Down to the final line, write out the data below exactly.
DATA FOR THE TASK START
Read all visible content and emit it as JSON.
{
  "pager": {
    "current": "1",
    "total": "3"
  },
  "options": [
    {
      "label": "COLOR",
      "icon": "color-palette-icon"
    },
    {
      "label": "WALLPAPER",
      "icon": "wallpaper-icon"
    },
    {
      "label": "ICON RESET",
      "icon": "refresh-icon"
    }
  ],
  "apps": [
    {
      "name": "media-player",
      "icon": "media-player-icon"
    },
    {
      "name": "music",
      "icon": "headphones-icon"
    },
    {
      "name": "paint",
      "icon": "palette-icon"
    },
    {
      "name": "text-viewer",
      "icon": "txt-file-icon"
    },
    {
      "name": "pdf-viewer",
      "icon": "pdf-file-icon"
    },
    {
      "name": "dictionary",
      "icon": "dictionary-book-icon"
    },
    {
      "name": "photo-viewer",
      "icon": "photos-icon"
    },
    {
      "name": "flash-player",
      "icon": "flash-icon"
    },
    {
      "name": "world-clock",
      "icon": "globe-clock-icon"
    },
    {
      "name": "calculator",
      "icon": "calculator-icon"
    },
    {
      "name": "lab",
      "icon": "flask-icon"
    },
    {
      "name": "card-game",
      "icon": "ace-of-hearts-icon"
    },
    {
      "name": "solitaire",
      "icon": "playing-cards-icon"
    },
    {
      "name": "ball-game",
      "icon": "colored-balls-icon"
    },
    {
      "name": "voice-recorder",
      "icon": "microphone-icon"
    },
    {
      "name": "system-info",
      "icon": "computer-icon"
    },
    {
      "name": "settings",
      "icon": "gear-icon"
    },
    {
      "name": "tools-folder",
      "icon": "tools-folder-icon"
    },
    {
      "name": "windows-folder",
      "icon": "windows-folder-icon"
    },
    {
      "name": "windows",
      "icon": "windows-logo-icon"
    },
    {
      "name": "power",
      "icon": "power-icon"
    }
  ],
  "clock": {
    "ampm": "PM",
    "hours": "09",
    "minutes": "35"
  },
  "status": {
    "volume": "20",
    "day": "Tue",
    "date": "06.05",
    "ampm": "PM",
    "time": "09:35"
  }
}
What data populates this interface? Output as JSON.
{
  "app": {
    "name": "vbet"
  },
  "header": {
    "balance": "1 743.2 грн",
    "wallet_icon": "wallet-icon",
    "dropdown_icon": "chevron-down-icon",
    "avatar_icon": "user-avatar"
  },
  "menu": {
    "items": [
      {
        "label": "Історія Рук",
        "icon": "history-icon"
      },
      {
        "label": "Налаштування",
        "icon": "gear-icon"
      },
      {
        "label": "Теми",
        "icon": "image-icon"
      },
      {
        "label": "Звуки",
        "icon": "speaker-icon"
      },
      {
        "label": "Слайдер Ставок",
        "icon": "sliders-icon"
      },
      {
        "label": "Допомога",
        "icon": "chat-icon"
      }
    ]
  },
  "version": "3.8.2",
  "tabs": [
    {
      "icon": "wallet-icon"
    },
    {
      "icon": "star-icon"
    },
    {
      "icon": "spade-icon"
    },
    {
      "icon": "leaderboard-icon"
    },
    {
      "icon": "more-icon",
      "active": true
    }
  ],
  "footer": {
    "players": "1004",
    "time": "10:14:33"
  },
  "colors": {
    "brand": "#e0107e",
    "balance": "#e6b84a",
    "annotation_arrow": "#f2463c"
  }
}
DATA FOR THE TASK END
= OUTPUT BELOW =
Read all visible content and emit it as JSON.
{
  "pager": {
    "current": "1",
    "total": "3"
  },
  "options": [
    {
      "label": "COLOR",
      "icon": "color-palette-icon"
    },
    {
      "label": "WALLPAPER",
      "icon": "wallpaper-icon"
    },
    {
      "label": "ICON RESET",
      "icon": "refresh-icon"
    }
  ],
  "apps": [
    {
      "name": "media-player",
      "icon": "media-player-icon"
    },
    {
      "name": "music",
      "icon": "headphones-icon"
    },
    {
      "name": "paint",
      "icon": "palette-icon"
    },
    {
      "name": "text-viewer",
      "icon": "txt-file-icon"
    },
    {
      "name": "pdf-viewer",
      "icon": "pdf-file-icon"
    },
    {
      "name": "dictionary",
      "icon": "dictionary-book-icon"
    },
    {
      "name": "photo-viewer",
      "icon": "photos-icon"
    },
    {
      "name": "flash-player",
      "icon": "flash-icon"
    },
    {
      "name": "world-clock",
      "icon": "globe-clock-icon"
    },
    {
      "name": "calculator",
      "icon": "calculator-icon"
    },
    {
      "name": "lab",
      "icon": "flask-icon"
    },
    {
      "name": "card-game",
      "icon": "ace-of-hearts-icon"
    },
    {
      "name": "solitaire",
      "icon": "playing-cards-icon"
    },
    {
      "name": "ball-game",
      "icon": "colored-balls-icon"
    },
    {
      "name": "voice-recorder",
      "icon": "microphone-icon"
    },
    {
      "name": "system-info",
      "icon": "computer-icon"
    },
    {
      "name": "settings",
      "icon": "gear-icon"
    },
    {
      "name": "tools-folder",
      "icon": "tools-folder-icon"
    },
    {
      "name": "windows-folder",
      "icon": "windows-folder-icon"
    },
    {
      "name": "windows",
      "icon": "windows-logo-icon"
    },
    {
      "name": "power",
      "icon": "power-icon"
    }
  ],
  "clock": {
    "ampm": "PM",
    "hours": "09",
    "minutes": "35"
  },
  "status": {
    "volume": "20",
    "day": "Tue",
    "date": "06.05",
    "ampm": "PM",
    "time": "09:35"
  }
}
What data populates this interface? Output as JSON.
{
  "app": {
    "name": "vbet"
  },
  "header": {
    "balance": "1 743.2 грн",
    "wallet_icon": "wallet-icon",
    "dropdown_icon": "chevron-down-icon",
    "avatar_icon": "user-avatar"
  },
  "menu": {
    "items": [
      {
        "label": "Історія Рук",
        "icon": "history-icon"
      },
      {
        "label": "Налаштування",
        "icon": "gear-icon"
      },
      {
        "label": "Теми",
        "icon": "image-icon"
      },
      {
        "label": "Звуки",
        "icon": "speaker-icon"
      },
      {
        "label": "Слайдер Ставок",
        "icon": "sliders-icon"
      },
      {
        "label": "Допомога",
        "icon": "chat-icon"
      }
    ]
  },
  "version": "3.8.2",
  "tabs": [
    {
      "icon": "wallet-icon"
    },
    {
      "icon": "star-icon"
    },
    {
      "icon": "spade-icon"
    },
    {
      "icon": "leaderboard-icon"
    },
    {
      "icon": "more-icon",
      "active": true
    }
  ],
  "footer": {
    "players": "1004",
    "time": "10:14:33"
  },
  "colors": {
    "brand": "#e0107e",
    "balance": "#e6b84a",
    "annotation_arrow": "#f2463c"
  }
}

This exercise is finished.